Ronald Reagan used to pick on “Welfare Queens,” black, urban, female welfare recipients who were supposedly living high on the hog by having lots of children and squeezing extra money out of the system. The image played to people’s stereotypes and was generally believed, even though it was always hard to find real-life examples. Meanwhile there were plenty of fat cats using tax shelters to avoid paying taxes, but they weren’t stigmatized.
The uninsured seem to have become the new welfare queens. From the Boston Globe (Uninsured not to blame for ER waits)
Contrary to conventional wisdom, hospital emergency departments in the United States are not overrun by uninsured people who want free treatment, US researchers said today…
“The uninsured are actually underrepresented in the emergency department. Seventeen percent of Americans are uninsured, almost one in five people. But in the emergency department, we see somewhere between 10 and 15 percent uninsured, closer to 10 percent,” [study author Dr, Manya] Newton said.
One reason for this, she said, is that unlike the insured, people with no insurance are billed for the full cost of the visit.
Readers of the Health Business Blog won’t be surprised by these findings, since I’ve written multiple times that the uninsured use the ER less than insured people.
The perception that the uninsured are clogging up emergency rooms is a dangerous one, not only because of the bias it represents against the less fortunate, but also because it drives incorrect policy assumptions. One of the arguments for universal health insurance in Massachusetts and California was that it would [at least partly] pay for itself by shifting patients from the ER to primary care. Here’s what Blue Cross Blue Shield of MA said in its explanation of the Massachusetts health reform law back in 2006:
Since Massachusetts already pays at least $1.1 billion to provide health care for the uninsured, the additional funding requirements are expected to be modest. The bill will redirect the existing funds that currently pay for the cost of care, which is often accessed in the emergency room by people who lack insurance. In the future these funds will subsidize the cost of insurance, which will enable people to access care in more appropriate settings and establish relationships with PCPs.
Actually what happens is the insured use all modes of treatment more. Providing people with health insurance means they’ll consume more of everything, as we’re seeing in Massachusetts.

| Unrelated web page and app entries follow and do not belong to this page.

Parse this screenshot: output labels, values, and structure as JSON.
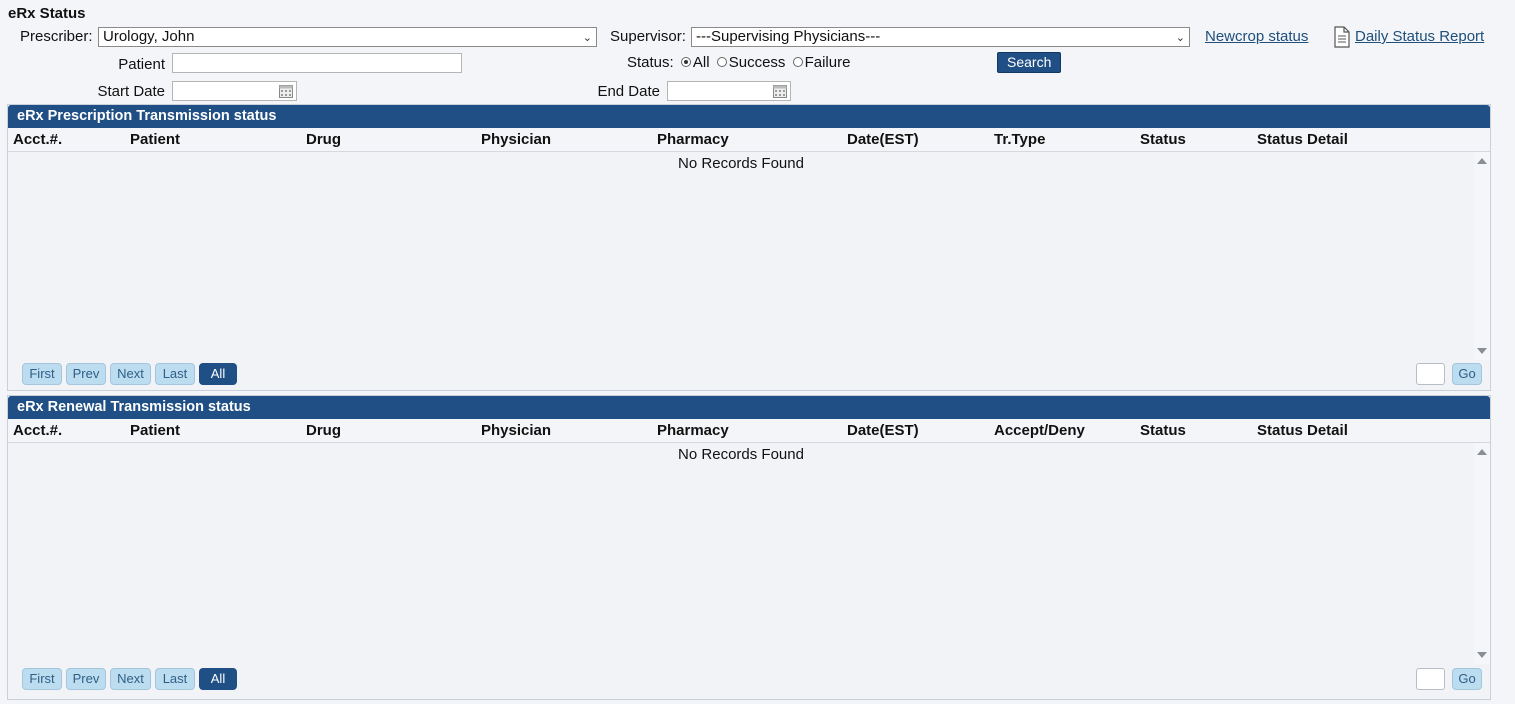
{
  "page": {
    "title": "eRx Status"
  },
  "filters": {
    "prescriber_label": "Prescriber:",
    "prescriber_value": "Urology, John",
    "supervisor_label": "Supervisor:",
    "supervisor_value": "---Supervising Physicians---",
    "newcrop_link": "Newcrop status",
    "daily_report_link": "Daily Status Report",
    "patient_label": "Patient",
    "status_label": "Status:",
    "status_options": [
      "All",
      "Success",
      "Failure"
    ],
    "status_selected": "All",
    "search_button": "Search",
    "start_date_label": "Start Date",
    "end_date_label": "End Date"
  },
  "prescription_panel": {
    "title": "eRx Prescription Transmission status",
    "columns": [
      "Acct.#.",
      "Patient",
      "Drug",
      "Physician",
      "Pharmacy",
      "Date(EST)",
      "Tr.Type",
      "Status",
      "Status Detail"
    ],
    "empty_text": "No Records Found",
    "pager": {
      "first": "First",
      "prev": "Prev",
      "next": "Next",
      "last": "Last",
      "all": "All",
      "go": "Go"
    }
  },
  "renewal_panel": {
    "title": "eRx Renewal Transmission status",
    "columns": [
      "Acct.#.",
      "Patient",
      "Drug",
      "Physician",
      "Pharmacy",
      "Date(EST)",
      "Accept/Deny",
      "Status",
      "Status Detail"
    ],
    "empty_text": "No Records Found",
    "pager": {
      "first": "First",
      "prev": "Prev",
      "next": "Next",
      "last": "Last",
      "all": "All",
      "go": "Go"
    }
  },
  "colors": {
    "header_blue": "#1f4f84",
    "pager_button": "#bcdcf0",
    "link": "#1f4f7a"
  }
}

It’s not that shocking that cost influences people’s decisions on whether or not to seek health care services. I’m not surprised that hard economic times are causing people to delay or skip care they would otherwise have sought. Even insured people have substantial out of pocket costs, and those costs can be enough to make a difference, especially when the world around them seems to be going to pot.October 22, 2008